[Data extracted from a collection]
------------------------------------------------------------
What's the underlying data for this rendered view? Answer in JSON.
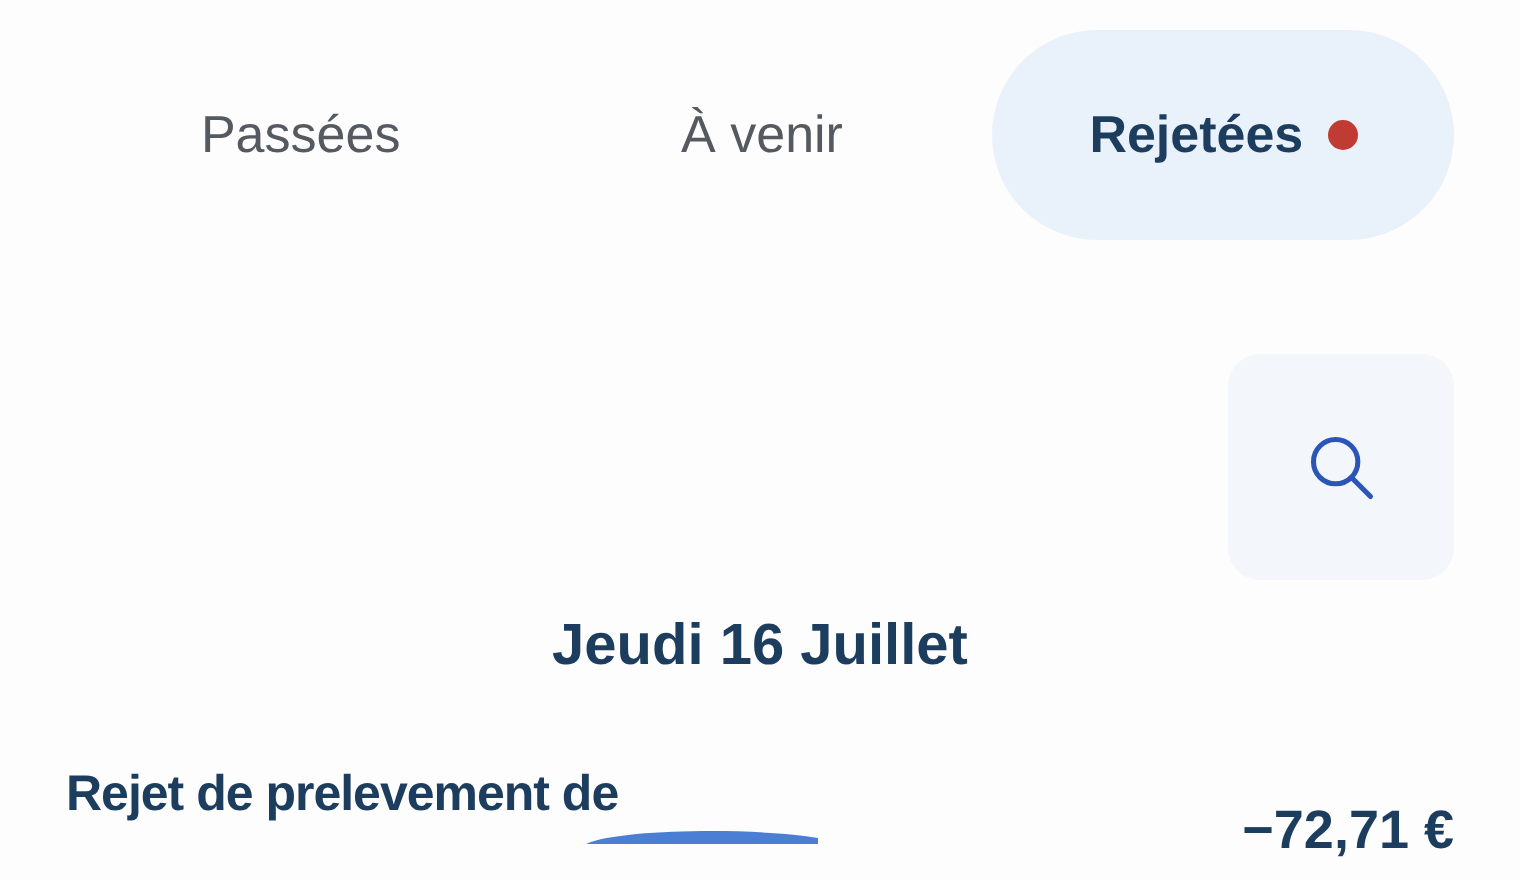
{
  "tabs": [
    {
      "label": "Passées",
      "selected": false,
      "alert": false
    },
    {
      "label": "À venir",
      "selected": false,
      "alert": false
    },
    {
      "label": "Rejetées",
      "selected": true,
      "alert": true
    }
  ],
  "date_heading": "Jeudi 16 Juillet",
  "transactions": [
    {
      "label": "Rejet de prelevement de",
      "amount": "−72,71 €",
      "redacted": true
    }
  ]
}
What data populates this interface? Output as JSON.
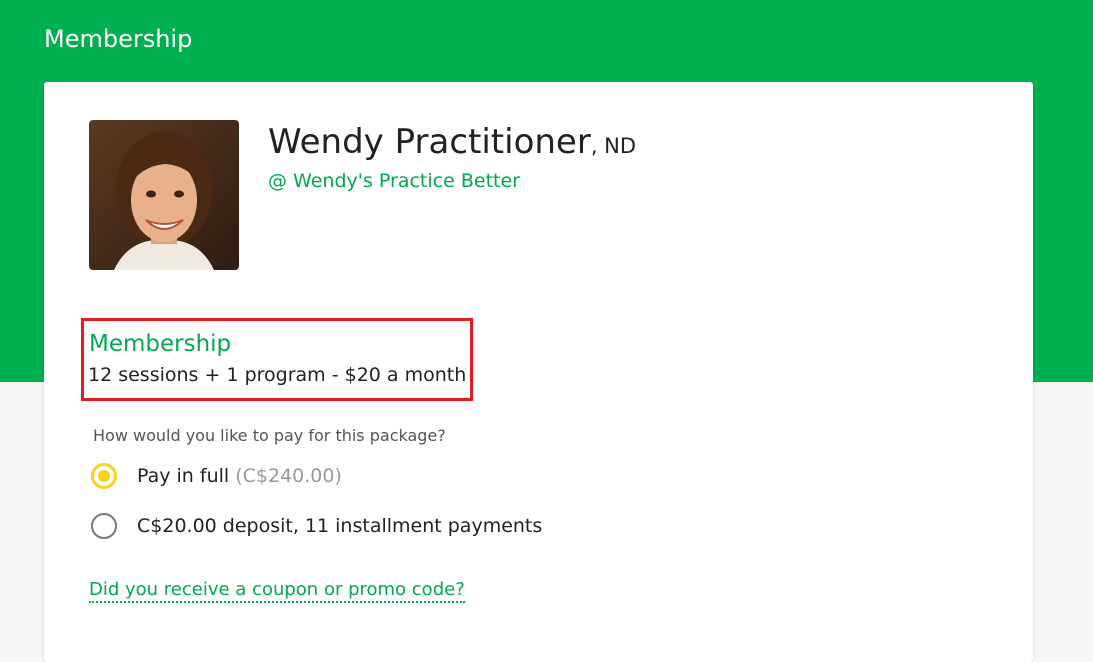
{
  "header": {
    "title": "Membership"
  },
  "practitioner": {
    "name": "Wendy Practitioner",
    "credential": ", ND",
    "practice": "@ Wendy's Practice Better"
  },
  "package": {
    "name": "Membership",
    "description": "12 sessions + 1 program - $20 a month"
  },
  "payment": {
    "question": "How would you like to pay for this package?",
    "options": [
      {
        "label": "Pay in full",
        "amount": "(C$240.00)",
        "selected": true
      },
      {
        "label": "C$20.00 deposit, 11 installment payments",
        "selected": false
      }
    ]
  },
  "coupon": {
    "link": "Did you receive a coupon or promo code?"
  },
  "colors": {
    "brand": "#00b050",
    "link": "#00a94f",
    "radio_selected": "#f7d21b",
    "highlight": "#e01b24"
  }
}
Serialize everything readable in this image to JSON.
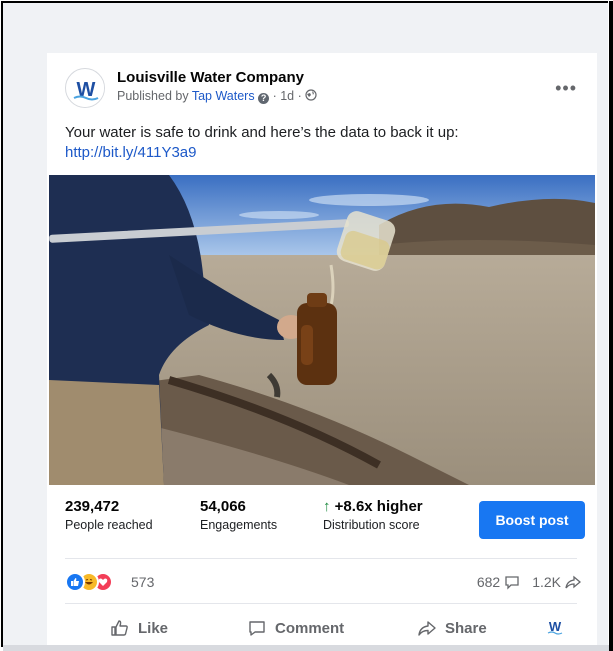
{
  "post": {
    "page_name": "Louisville Water Company",
    "published_prefix": "Published by",
    "publisher": "Tap Waters",
    "age": "1d",
    "separator": "·",
    "caption": "Your water is safe to drink and here’s the data to back it up:",
    "link": "http://bit.ly/411Y3a9",
    "more_label": "•••",
    "logo_letter": "W"
  },
  "stats": {
    "reached_value": "239,472",
    "reached_label": "People reached",
    "engagements_value": "54,066",
    "engagements_label": "Engagements",
    "distribution_value": "+8.6x higher",
    "distribution_label": "Distribution score",
    "boost_label": "Boost post"
  },
  "reactions": {
    "count": "573",
    "comments": "682",
    "shares": "1.2K"
  },
  "actions": {
    "like": "Like",
    "comment": "Comment",
    "share": "Share"
  },
  "colors": {
    "accent": "#1877f2",
    "link": "#1d59c8",
    "positive": "#1b8a3e"
  }
}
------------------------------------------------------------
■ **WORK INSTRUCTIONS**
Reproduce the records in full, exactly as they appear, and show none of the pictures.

■ **SOLUTION FOR THIS TASK**
What's the underlying data for this rendered view? Answer in JSON.
{
  "tabs": [
    {
      "label": "Passées",
      "selected": false,
      "alert": false
    },
    {
      "label": "À venir",
      "selected": false,
      "alert": false
    },
    {
      "label": "Rejetées",
      "selected": true,
      "alert": true
    }
  ],
  "date_heading": "Jeudi 16 Juillet",
  "transactions": [
    {
      "label": "Rejet de prelevement de",
      "amount": "−72,71 €",
      "redacted": true
    }
  ]
}
What data populates this interface? Output as JSON.
{
  "header": {
    "title": "Membership"
  },
  "practitioner": {
    "name": "Wendy Practitioner",
    "credential": ", ND",
    "practice": "@ Wendy's Practice Better"
  },
  "package": {
    "name": "Membership",
    "description": "12 sessions + 1 program - $20 a month"
  },
  "payment": {
    "question": "How would you like to pay for this package?",
    "options": [
      {
        "label": "Pay in full",
        "amount": "(C$240.00)",
        "selected": true
      },
      {
        "label": "C$20.00 deposit, 11 installment payments",
        "selected": false
      }
    ]
  },
  "coupon": {
    "link": "Did you receive a coupon or promo code?"
  },
  "colors": {
    "brand": "#00b050",
    "link": "#00a94f",
    "radio_selected": "#f7d21b",
    "highlight": "#e01b24"
  }
}
Serialize everything readable in this image to JSON.
{
  "post": {
    "page_name": "Louisville Water Company",
    "published_prefix": "Published by",
    "publisher": "Tap Waters",
    "age": "1d",
    "separator": "·",
    "caption": "Your water is safe to drink and here’s the data to back it up:",
    "link": "http://bit.ly/411Y3a9",
    "more_label": "•••",
    "logo_letter": "W"
  },
  "stats": {
    "reached_value": "239,472",
    "reached_label": "People reached",
    "engagements_value": "54,066",
    "engagements_label": "Engagements",
    "distribution_value": "+8.6x higher",
    "distribution_label": "Distribution score",
    "boost_label": "Boost post"
  },
  "reactions": {
    "count": "573",
    "comments": "682",
    "shares": "1.2K"
  },
  "actions": {
    "like": "Like",
    "comment": "Comment",
    "share": "Share"
  },
  "colors": {
    "accent": "#1877f2",
    "link": "#1d59c8",
    "positive": "#1b8a3e"
  }
}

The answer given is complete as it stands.